Now Reading
Lizzy McAlpine : Older Review

Lizzy McAlpine : Older Review

Lizzy-McAlpine-cdIn the ever-evolving narrative of Lizzy McAlpine’s discography, Older offers a reflective and introspective body of work, distinct in its maturity and depth from her preceding albums, notably 2022’s five seconds flat. McAlpine, who has been on a clear upward trajectory since her debut, continues to push the singer/songwriter’s awareness of her artistry, delving into more personal and nuanced territories with Older. These fourteen songs, written over a three-year span marking McAlpine’s transition into adulthood, are a voyage through the complexities of growth, heartache, and self-discovery.

Older is built around raw emotion and lyrical candor, setting itself apart from McAlpine’s earlier works. The album’s inception, marked by the song “Older,” was pivotal for McAlpine, signifying a harmonic convergence of her personal evolution and artistic vision. Produced alongside Mason Stoops and featuring contributions from notable talents like Ryan Lerman and Tony Berg, the album encapsulates McAlpine’s journey of introspection and self-acceptance. It’s an intimate portrayal of her wrestle with identity, packaged within the minimalistic yet profound production choices that favor live recordings, enhancing her music’s authenticity and emotional resonance.

Songs like “The Elevator” and “Come Down Soon” introduce the album with delicate orchestration, showcasing McAlpine’s classy musicality. Tracks such as “All Falls Down” juxtapose infectiously upbeat arrangements with introspective lyrics, creating a compelling contrast that highlights McAlpine’s ability to navigate the complexities of emotion and sound. The album’s rawness is further exemplified in “Drunk, Running,” where a narrative steeped in cyclical themes of time and reflection lies beneath layers of lush instrumentation.
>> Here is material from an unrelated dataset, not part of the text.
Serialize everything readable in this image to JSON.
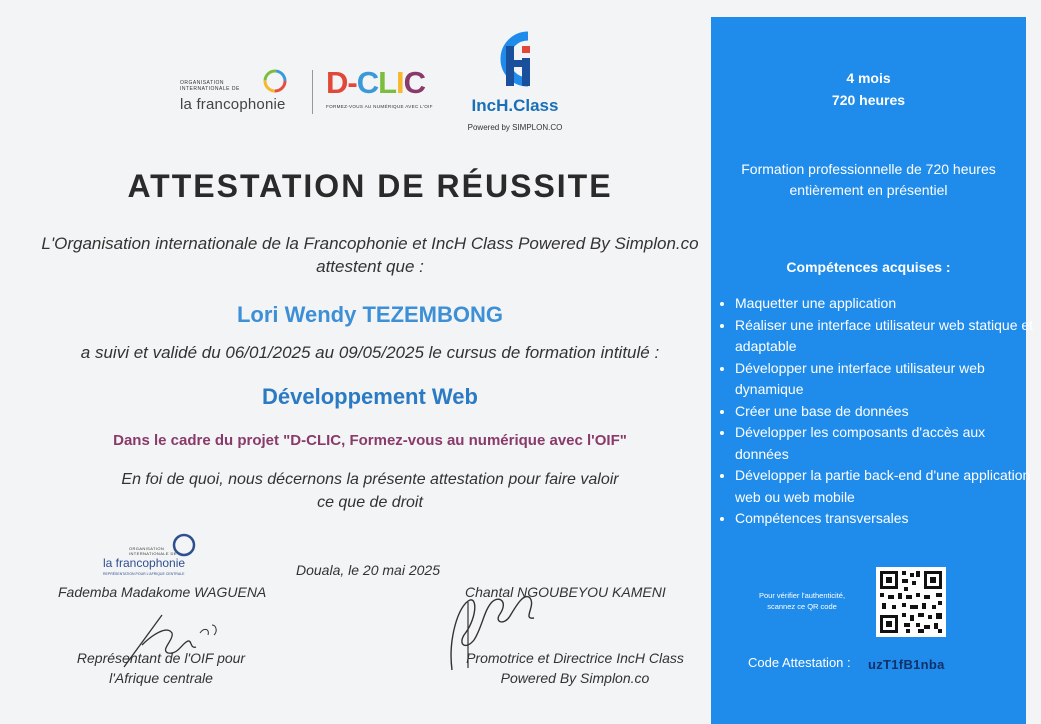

Older is not without its imperfections. Certain tracks suffer from abrupt conclusions or underdevelopment, leaving listeners yearning for more. “Movie Star” and “Staying” tease with their potential but feel prematurely cut off, while “Vortex,” despite its eventual climactic brilliance, meanders too long in its build-up. However, these moments of unfulfilled promise are few and far between, overshadowed by the album’s overall excellence.

The thematic heart of Older lies in its exploration of temporal dissonance and the visceral experience of navigating life’s ebbs and flows. McAlpine’s songwriting shines throughout, her lyrics a vessel for the raw and unvarnished truths of her experience. Songs like “Broken Glass” and the eponymous track “Older” resonate with a poignant clarity, reflecting on the inexorable passage of time and the scars of love and loss.

Despite venturing into the well-trodden paths of the singer-songwriter genre, McAlpine distinguishes herself with a palpable authenticity and a voice that commands attention. Her collaboration with contemporaries and the nuanced infusion of various musical influences elevate Older beyond genre constraints, presenting a richly layered auditory experience.

Older is a reflective and mature work that, despite minor hiccups, showcases Lizzy McAlpine’s undeniable talent and profound growth as an artist. It’s a journey worth embarking on, offering a glimpse into the soul of one of today’s most authentic songwriters.


Lizzy McAlpine: Website

Artist Name

Lizzy McAlpine

Album Title


Release Date

April 5, 2024


Indigo Blue/RCA Records

Overall Sound In Review Rating
Sound Quality
Vocal Quality
Buy Link


Overall Sound In Review Rating
You have rated this
What's your reaction?
Bought It
Will Buy It
Streaming It
Thinking About It
About The Author
Shannon Smith
A fan of music my entire life. Should that be enough, well it is for me. Who buys music, the fans. Who listens to music, the fans. Like me, there are many like-minded individuals that daily search for meaningful and new music to add to their playlist, their soundtrack of life. A life without music would Bb. Yes, I have seen that saying floating around for years, and truth is, its #truth. So, may I introduce you to Shannon Smith (me). I am the editor. A music junkie that can’t get enough music in my life. A nerd (proudly), with some mad love for technology and design. It is that desire that sparked Sound in Review. Life is busy, the reviews are meant to ultimately introduce and briefly talk about the music. We have a section called SIR Quote: this is my way of saying thank you, to the countless artists making the world a place of expression. Show yours by rating each artists album, just as we have (collectively as writers), to show your support for your favorite artist.
Leave a response

Leave a Response

This site uses Akismet to reduce spam. Learn how your comment data is processed.